- **TASK REQUIREMENTS**:
Below is a block of records: output all of them exactly and leave out the pictures.

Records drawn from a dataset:

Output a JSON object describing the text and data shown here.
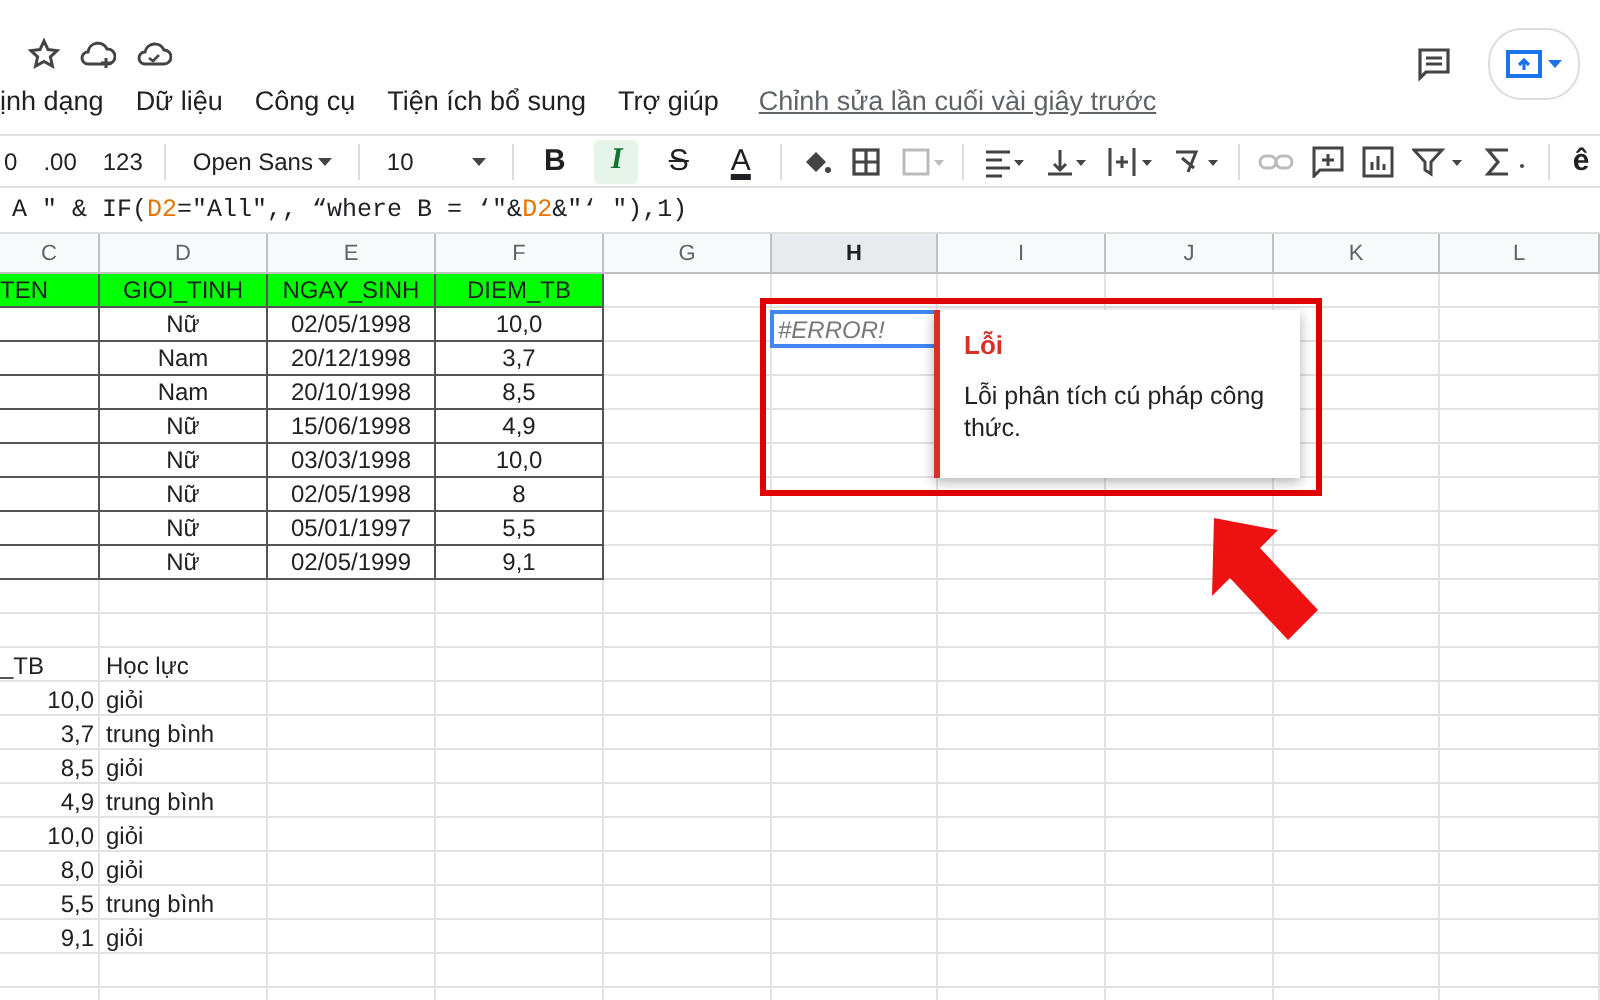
{
  "menu": [
    "ịnh dạng",
    "Dữ liệu",
    "Công cụ",
    "Tiện ích bổ sung",
    "Trợ giúp"
  ],
  "last_edit": "Chỉnh sửa lần cuối vài giây trước",
  "toolbar": {
    "number_formats": [
      "0",
      ".00",
      "123"
    ],
    "font": "Open Sans",
    "font_size": "10",
    "format_buttons": [
      {
        "label": "B",
        "selected": false
      },
      {
        "label": "I",
        "selected": true
      },
      {
        "label": "S",
        "selected": false
      },
      {
        "label": "A",
        "selected": false
      }
    ],
    "input_tool": "ê"
  },
  "formula": [
    {
      "kind": "text",
      "text": "A \" & IF("
    },
    {
      "kind": "ref",
      "text": "D2"
    },
    {
      "kind": "text",
      "text": "=\"All\",, “where B = ‘\"&"
    },
    {
      "kind": "ref",
      "text": "D2"
    },
    {
      "kind": "text",
      "text": "&\"‘ \"),1)"
    }
  ],
  "columns": [
    {
      "label": "C",
      "selected": false
    },
    {
      "label": "D",
      "selected": false
    },
    {
      "label": "E",
      "selected": false
    },
    {
      "label": "F",
      "selected": false
    },
    {
      "label": "G",
      "selected": false
    },
    {
      "label": "H",
      "selected": true
    },
    {
      "label": "I",
      "selected": false
    },
    {
      "label": "J",
      "selected": false
    },
    {
      "label": "K",
      "selected": false
    },
    {
      "label": "L",
      "selected": false
    }
  ],
  "table": {
    "header": [
      "TEN",
      "GIOI_TINH",
      "NGAY_SINH",
      "DIEM_TB"
    ],
    "rows": [
      [
        "Nữ",
        "02/05/1998",
        "10,0"
      ],
      [
        "Nam",
        "20/12/1998",
        "3,7"
      ],
      [
        "Nam",
        "20/10/1998",
        "8,5"
      ],
      [
        "Nữ",
        "15/06/1998",
        "4,9"
      ],
      [
        "Nữ",
        "03/03/1998",
        "10,0"
      ],
      [
        "Nữ",
        "02/05/1998",
        "8"
      ],
      [
        "Nữ",
        "05/01/1997",
        "5,5"
      ],
      [
        "Nữ",
        "02/05/1999",
        "9,1"
      ]
    ]
  },
  "error_cell": {
    "value": "#ERROR!"
  },
  "error_popup": {
    "title": "Lỗi",
    "message": "Lỗi phân tích cú pháp công thức."
  },
  "summary": {
    "header": [
      "_TB",
      "Học lực"
    ],
    "rows": [
      [
        "10,0",
        "giỏi"
      ],
      [
        "3,7",
        "trung bình"
      ],
      [
        "8,5",
        "giỏi"
      ],
      [
        "4,9",
        "trung bình"
      ],
      [
        "10,0",
        "giỏi"
      ],
      [
        "8,0",
        "giỏi"
      ],
      [
        "5,5",
        "trung bình"
      ],
      [
        "9,1",
        "giỏi"
      ]
    ]
  }
}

- **SOLUTION FOR THIS PROBLEM**:
Output a JSON object describing the text and data shown here.
{
  "menu": [
    "ịnh dạng",
    "Dữ liệu",
    "Công cụ",
    "Tiện ích bổ sung",
    "Trợ giúp"
  ],
  "last_edit": "Chỉnh sửa lần cuối vài giây trước",
  "toolbar": {
    "number_formats": [
      "0",
      ".00",
      "123"
    ],
    "font": "Open Sans",
    "font_size": "10",
    "format_buttons": [
      {
        "label": "B",
        "selected": false
      },
      {
        "label": "I",
        "selected": true
      },
      {
        "label": "S",
        "selected": false
      },
      {
        "label": "A",
        "selected": false
      }
    ],
    "input_tool": "ê"
  },
  "formula": [
    {
      "kind": "text",
      "text": "A \" & IF("
    },
    {
      "kind": "ref",
      "text": "D2"
    },
    {
      "kind": "text",
      "text": "=\"All\",, “where B = ‘\"&"
    },
    {
      "kind": "ref",
      "text": "D2"
    },
    {
      "kind": "text",
      "text": "&\"‘ \"),1)"
    }
  ],
  "columns": [
    {
      "label": "C",
      "selected": false
    },
    {
      "label": "D",
      "selected": false
    },
    {
      "label": "E",
      "selected": false
    },
    {
      "label": "F",
      "selected": false
    },
    {
      "label": "G",
      "selected": false
    },
    {
      "label": "H",
      "selected": true
    },
    {
      "label": "I",
      "selected": false
    },
    {
      "label": "J",
      "selected": false
    },
    {
      "label": "K",
      "selected": false
    },
    {
      "label": "L",
      "selected": false
    }
  ],
  "table": {
    "header": [
      "TEN",
      "GIOI_TINH",
      "NGAY_SINH",
      "DIEM_TB"
    ],
    "rows": [
      [
        "Nữ",
        "02/05/1998",
        "10,0"
      ],
      [
        "Nam",
        "20/12/1998",
        "3,7"
      ],
      [
        "Nam",
        "20/10/1998",
        "8,5"
      ],
      [
        "Nữ",
        "15/06/1998",
        "4,9"
      ],
      [
        "Nữ",
        "03/03/1998",
        "10,0"
      ],
      [
        "Nữ",
        "02/05/1998",
        "8"
      ],
      [
        "Nữ",
        "05/01/1997",
        "5,5"
      ],
      [
        "Nữ",
        "02/05/1999",
        "9,1"
      ]
    ]
  },
  "error_cell": {
    "value": "#ERROR!"
  },
  "error_popup": {
    "title": "Lỗi",
    "message": "Lỗi phân tích cú pháp công thức."
  },
  "summary": {
    "header": [
      "_TB",
      "Học lực"
    ],
    "rows": [
      [
        "10,0",
        "giỏi"
      ],
      [
        "3,7",
        "trung bình"
      ],
      [
        "8,5",
        "giỏi"
      ],
      [
        "4,9",
        "trung bình"
      ],
      [
        "10,0",
        "giỏi"
      ],
      [
        "8,0",
        "giỏi"
      ],
      [
        "5,5",
        "trung bình"
      ],
      [
        "9,1",
        "giỏi"
      ]
    ]
  }
}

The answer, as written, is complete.